Wednesday, August 22, 2018

Sexualization as a form of patriarchal oppression or feminist empowerment?

From Income inequality not gender inequality positively covaries with female sexualization on social media by Khandis R. Blake, Brock Bastian, Thomas F. Denson, Pauline Grosjean, and Robert C. Brooks.

Does society repress individuals or do individuals express themselves. Is female sexuality an expression of personal freedom and choices or an instance of social control? These are issues for the WQ crowd. The claim has long been that disparities between different fields is evidence of social suppression of women. A cascade of research in the past five years has thrown a spanner into that assumption. The countries with the greatest legal protections of women and the strongest egalitarian cultures are also those with the sharpest disparities. The causal mechanism appears to be that countries with the strongest egalitarianism, the strongest laws protecting human freedoms, are also those with the strongest growth and the greatest prosperity. Rich countries allow people to make decisions based on what they want rather than what they need. And when given the choice, apparently men and women choose activities, interests, and outcomes which are consonant with traditional norms. Much to the distress of the high WQ ideologues.

Blake et al are reporting a similar finding from another perspective. In free, egalitarian countries, women use wiles to achieve their desired goals. Emphasis added.
Female sexualization is increasing, and scholars are divided on whether this trend reflects a form of gendered oppression or an expression of female competitiveness. Here, we proxy local status competition with income inequality, showing that female sexualization and physical appearance enhancement are most prevalent in environments that are economically unequal. We found no association with gender oppression. Exploratory analyses show that the association between economic inequality and sexualization is stronger in developed nations. Our findings have important implications: Sexualization manifests in response to economic conditions but does not covary with female subordination. These results raise the possibility that sexualization may be a marker of social climbing among women that track the degree of status competition in the local environment.
Free market economies generate high levels of prosperity for all members but at the expense of increasing income inequality. The researchers find that in such an environment, women use sexualization as a mechanism to game the system. In other words, it is a self-chosen strategy to attract a high performance mate.

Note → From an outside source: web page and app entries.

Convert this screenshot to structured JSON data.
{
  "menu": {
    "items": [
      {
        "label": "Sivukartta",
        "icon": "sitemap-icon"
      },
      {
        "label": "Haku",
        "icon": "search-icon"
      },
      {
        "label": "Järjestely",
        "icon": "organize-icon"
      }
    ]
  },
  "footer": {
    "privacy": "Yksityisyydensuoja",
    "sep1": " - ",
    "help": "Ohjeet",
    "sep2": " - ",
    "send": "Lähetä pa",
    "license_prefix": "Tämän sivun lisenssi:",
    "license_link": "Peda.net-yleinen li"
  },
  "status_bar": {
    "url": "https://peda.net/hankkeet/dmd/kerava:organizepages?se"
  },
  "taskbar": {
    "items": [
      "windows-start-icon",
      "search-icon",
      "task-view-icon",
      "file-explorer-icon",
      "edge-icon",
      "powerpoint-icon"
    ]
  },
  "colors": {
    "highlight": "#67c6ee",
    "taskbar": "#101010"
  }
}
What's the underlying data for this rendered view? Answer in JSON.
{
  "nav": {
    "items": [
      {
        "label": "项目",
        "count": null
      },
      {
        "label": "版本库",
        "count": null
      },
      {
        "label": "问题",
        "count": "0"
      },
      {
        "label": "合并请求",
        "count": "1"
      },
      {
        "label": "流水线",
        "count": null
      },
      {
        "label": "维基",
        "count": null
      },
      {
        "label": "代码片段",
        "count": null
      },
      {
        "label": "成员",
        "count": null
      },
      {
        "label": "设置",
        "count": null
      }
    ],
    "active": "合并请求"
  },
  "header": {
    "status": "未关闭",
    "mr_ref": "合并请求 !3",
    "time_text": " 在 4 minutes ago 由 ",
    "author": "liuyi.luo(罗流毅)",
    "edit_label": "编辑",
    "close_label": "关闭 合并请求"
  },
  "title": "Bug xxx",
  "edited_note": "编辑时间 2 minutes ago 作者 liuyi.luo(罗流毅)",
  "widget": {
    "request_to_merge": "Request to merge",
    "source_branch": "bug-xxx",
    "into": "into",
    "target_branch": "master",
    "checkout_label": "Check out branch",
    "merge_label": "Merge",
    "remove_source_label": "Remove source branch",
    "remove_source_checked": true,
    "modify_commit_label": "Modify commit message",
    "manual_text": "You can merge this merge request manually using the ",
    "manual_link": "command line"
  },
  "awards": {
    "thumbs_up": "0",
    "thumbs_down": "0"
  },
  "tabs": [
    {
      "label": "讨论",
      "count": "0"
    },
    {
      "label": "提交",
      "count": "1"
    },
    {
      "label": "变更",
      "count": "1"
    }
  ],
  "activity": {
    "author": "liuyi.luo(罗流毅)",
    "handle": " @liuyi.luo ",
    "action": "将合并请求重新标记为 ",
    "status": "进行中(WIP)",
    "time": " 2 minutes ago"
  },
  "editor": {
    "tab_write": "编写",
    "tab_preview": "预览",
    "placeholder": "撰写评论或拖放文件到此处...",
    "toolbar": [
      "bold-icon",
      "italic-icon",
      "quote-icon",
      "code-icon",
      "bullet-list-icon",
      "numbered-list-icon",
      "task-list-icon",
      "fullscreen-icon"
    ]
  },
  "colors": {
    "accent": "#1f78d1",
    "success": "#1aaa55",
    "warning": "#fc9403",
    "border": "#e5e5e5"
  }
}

They elaborate in the Abstract:
Publicly displayed, sexualized depictions of women have proliferated, enabled by new communication technologies, including the internet and mobile devices. These depictions are often claimed to be outcomes of a culture of gender inequality and female oppression, but, paradoxically, recent rises in sexualization are most notable in societies that have made strong progress toward gender parity. Few empirical tests of the relation between gender inequality and sexualization exist, and there are even fewer tests of alternative hypotheses. We examined aggregate patterns in 68,562 sexualized self-portrait photographs (“sexy selfies”) shared publicly on Twitter and Instagram and their association with city-, county-, and cross-national indicators of gender inequality. We then investigated the association between sexy-selfie prevalence and income inequality, positing that sexualization—a marker of high female competition—is greater in environments in which incomes are unequal and people are preoccupied with relative social standing. Among 5,567 US cities and 1,622 US counties, areas with relatively more sexy selfies were more economically unequal but not more gender oppressive. A complementary pattern emerged cross-nationally (113 nations): Income inequality positively covaried with sexy-selfie prevalence, particularly within more developed nations. To externally validate our findings, we investigated and confirmed that economically unequal (but not gender-oppressive) areas in the United States also had greater aggregate sales in goods and services related to female physical appearance enhancement (beauty salons and women’s clothing). Here, we provide an empirical understanding of what female sexualization reflects in societies and why it proliferates.
There has been a long simmering debate/antagonism between sex-positive feminists and third-wave feminists for whom sex, in all its manifestations, is a mechanism for suppressing women in a patriarchal system.

Blake et al suggest that in fact sex is a form of empowerment and agency for women, as sex-positive feminists have long argued.

If their research bears out, it answers primarily anthropological questions. It does not address questions of propriety and acceptable social norms. So the fight will continue but it is interesting information.

No comments:

Post a Comment